Most condensation problems are caused by lifestyle. Making some small changes to the way you live can help to solve the problem.
Too much condensation can make your home damp, with a risk of mould. It can even cause breathing problems.
So, how can it be stopped? The simple answer is to keep your home warm and well ventilated. You can get some hints and tips of how to do this below:
Put up thick curtains at doors and windows and lay a carpet with a good underlay. Also use draught excluders – making sure that there’s good ventilation elsewhere.
If you have your heating on a timer, heat can be off for a long time during the day and night. This means that temperatures drop and condensation forms. To reduce the chance of condensation, leave your heating on a lower level.
Try to avoid using paraffin or portable bottle-gas heaters as these put a lot of moisture into the air.
When you can, you should try to dry clothes outdoors if the weather is nice. If you have a tumble dryer, make sure you vent to the outside – unless it is a self-condensing type.
If you need to dry clothes in a room with no window, make sure your extractor fan is on, and that it is clean and the fan works.
Open your windows, when you can, to ventilate rooms. This will let the air flow through your home.
If you can, open a window while you’re cooking to let steam escape.
Close the door while you’re in the bath or shower so the steam doesn’t get into other, colder rooms.
If you have a fan fitted, turn this on to get rid of any moisture. You could also open a window once you’ve finished using the bathroom.
Wipe away the damp
If you see condensation on any surfaces or windows, wipe them down and wring out the cloth (if you’re using one) rather than drying it on a radiator.

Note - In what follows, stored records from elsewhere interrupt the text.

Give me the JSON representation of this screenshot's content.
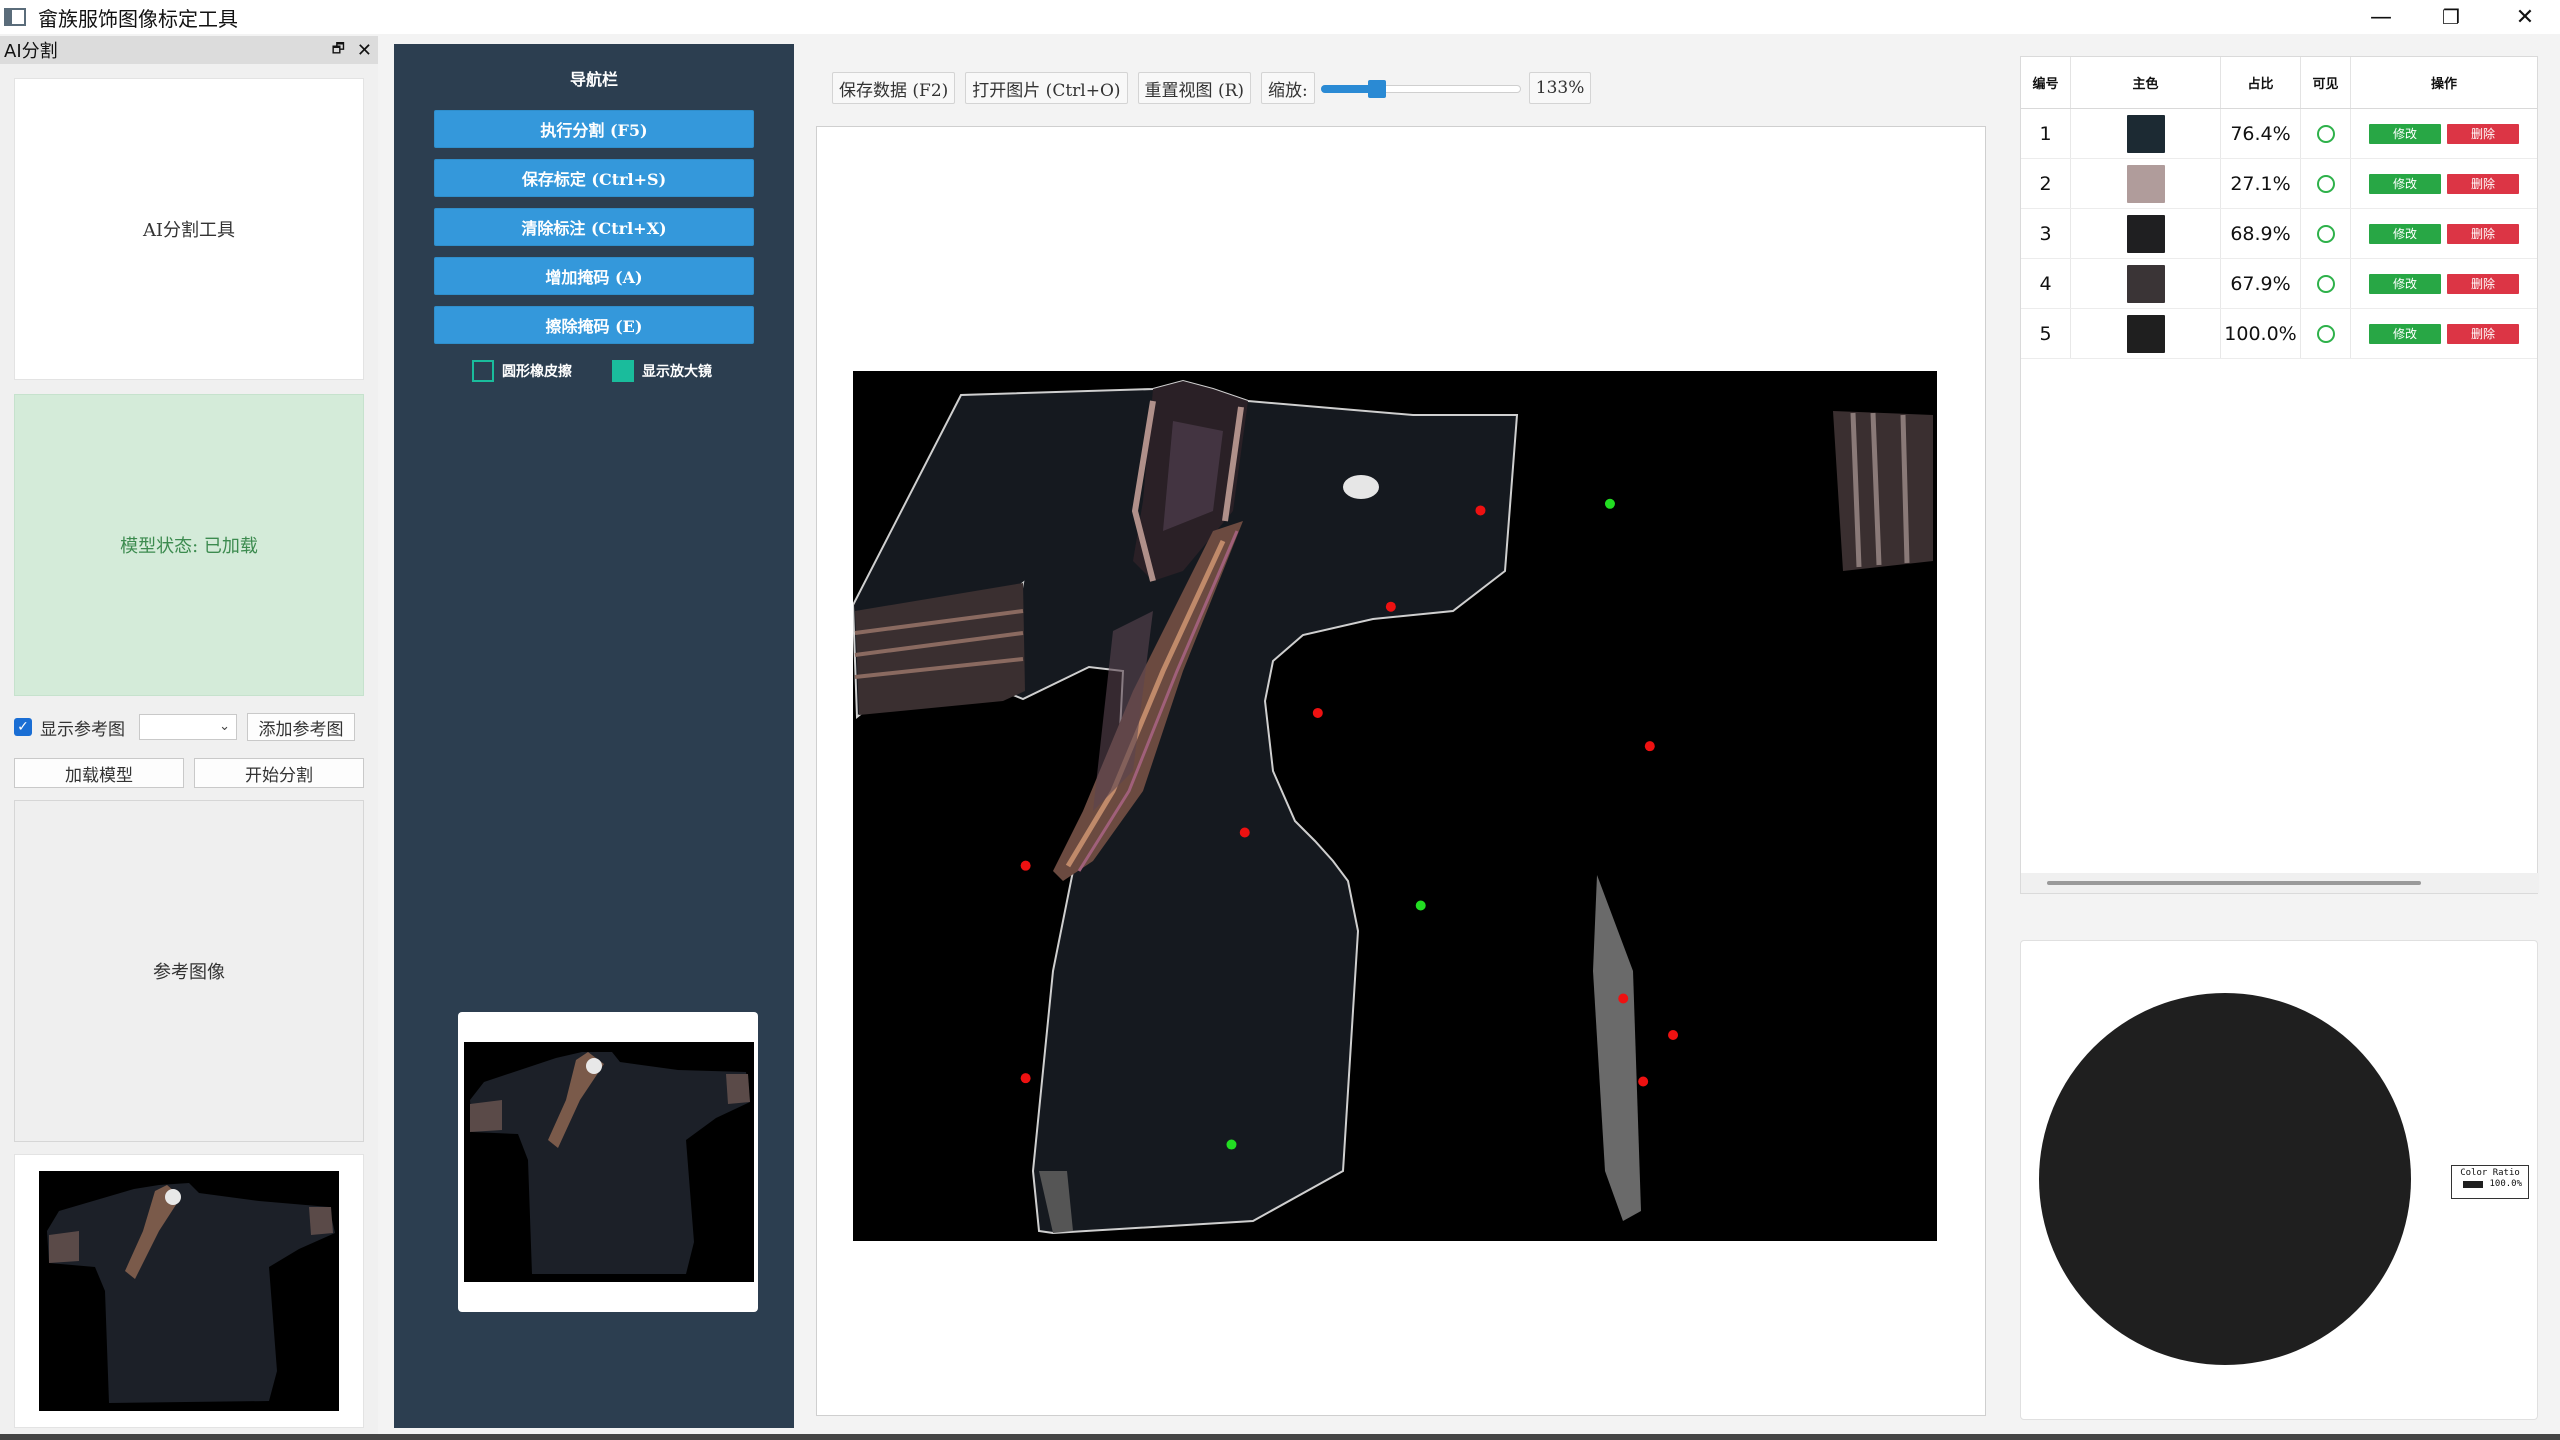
{
  "window": {
    "title": "畲族服饰图像标定工具",
    "minimize_glyph": "—",
    "restore_glyph": "❐",
    "close_glyph": "✕"
  },
  "dock": {
    "title": "AI分割",
    "float_glyph": "🗗",
    "close_glyph": "✕",
    "tool_panel_label": "AI分割工具",
    "model_status": "模型状态: 已加载",
    "show_reference_label": "显示参考图",
    "show_reference_checked": true,
    "reference_select_value": "",
    "add_reference_button": "添加参考图",
    "load_model_button": "加载模型",
    "start_segment_button": "开始分割",
    "reference_image_label": "参考图像"
  },
  "nav": {
    "title": "导航栏",
    "buttons": [
      {
        "label": "执行分割 (F5)"
      },
      {
        "label": "保存标定 (Ctrl+S)"
      },
      {
        "label": "清除标注 (Ctrl+X)"
      },
      {
        "label": "增加掩码 (A)"
      },
      {
        "label": "擦除掩码 (E)"
      }
    ],
    "checkboxes": [
      {
        "label": "圆形橡皮擦",
        "checked": false
      },
      {
        "label": "显示放大镜",
        "checked": true
      }
    ]
  },
  "toolbar": {
    "save_data": "保存数据 (F2)",
    "open_image": "打开图片 (Ctrl+O)",
    "reset_view": "重置视图 (R)",
    "zoom_label": "缩放:",
    "zoom_value": "133%",
    "zoom_fraction": 0.26
  },
  "canvas": {
    "points": [
      {
        "type": "positive",
        "color": "#22dd22"
      },
      {
        "type": "positive",
        "color": "#22dd22"
      },
      {
        "type": "positive",
        "color": "#22dd22"
      },
      {
        "type": "negative",
        "color": "#ee1111"
      },
      {
        "type": "negative",
        "color": "#ee1111"
      },
      {
        "type": "negative",
        "color": "#ee1111"
      },
      {
        "type": "negative",
        "color": "#ee1111"
      },
      {
        "type": "negative",
        "color": "#ee1111"
      },
      {
        "type": "negative",
        "color": "#ee1111"
      },
      {
        "type": "negative",
        "color": "#ee1111"
      },
      {
        "type": "negative",
        "color": "#ee1111"
      },
      {
        "type": "negative",
        "color": "#ee1111"
      },
      {
        "type": "negative",
        "color": "#ee1111"
      }
    ]
  },
  "table": {
    "headers": {
      "id": "编号",
      "main_color": "主色",
      "ratio": "占比",
      "visible": "可见",
      "actions": "操作"
    },
    "edit_label": "修改",
    "delete_label": "删除",
    "rows": [
      {
        "id": "1",
        "color": "#1c2a33",
        "ratio": "76.4%"
      },
      {
        "id": "2",
        "color": "#b09c9b",
        "ratio": "27.1%"
      },
      {
        "id": "3",
        "color": "#1f1f21",
        "ratio": "68.9%"
      },
      {
        "id": "4",
        "color": "#3a3436",
        "ratio": "67.9%"
      },
      {
        "id": "5",
        "color": "#1f1f1f",
        "ratio": "100.0%"
      }
    ]
  },
  "pie": {
    "legend_title": "Color Ratio",
    "legend_entry": "100.0%",
    "slice_color": "#1f1f1f",
    "slice_ratio": 1.0
  },
  "colors": {
    "nav_bg": "#2c3e50",
    "nav_button": "#3498db",
    "accent_teal": "#1abc9c",
    "edit_green": "#28a745",
    "delete_red": "#dc3545"
  },
  "icons": {
    "app": "app-window-icon",
    "check": "✓",
    "combo_arrow": "⌄"
  }
}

To help control condensation, you could install condensation channels or sponge strips – available to buy at DIY stores.
Steps against mould
Wipe away black spots of mould with a wash that has a Health and Safety Executive approval number, making sure that you follow the instructions.
Dry-clean mildewed clothes and shampoo carpets, as brushing or vacuuming can increase the risk of breathing problems.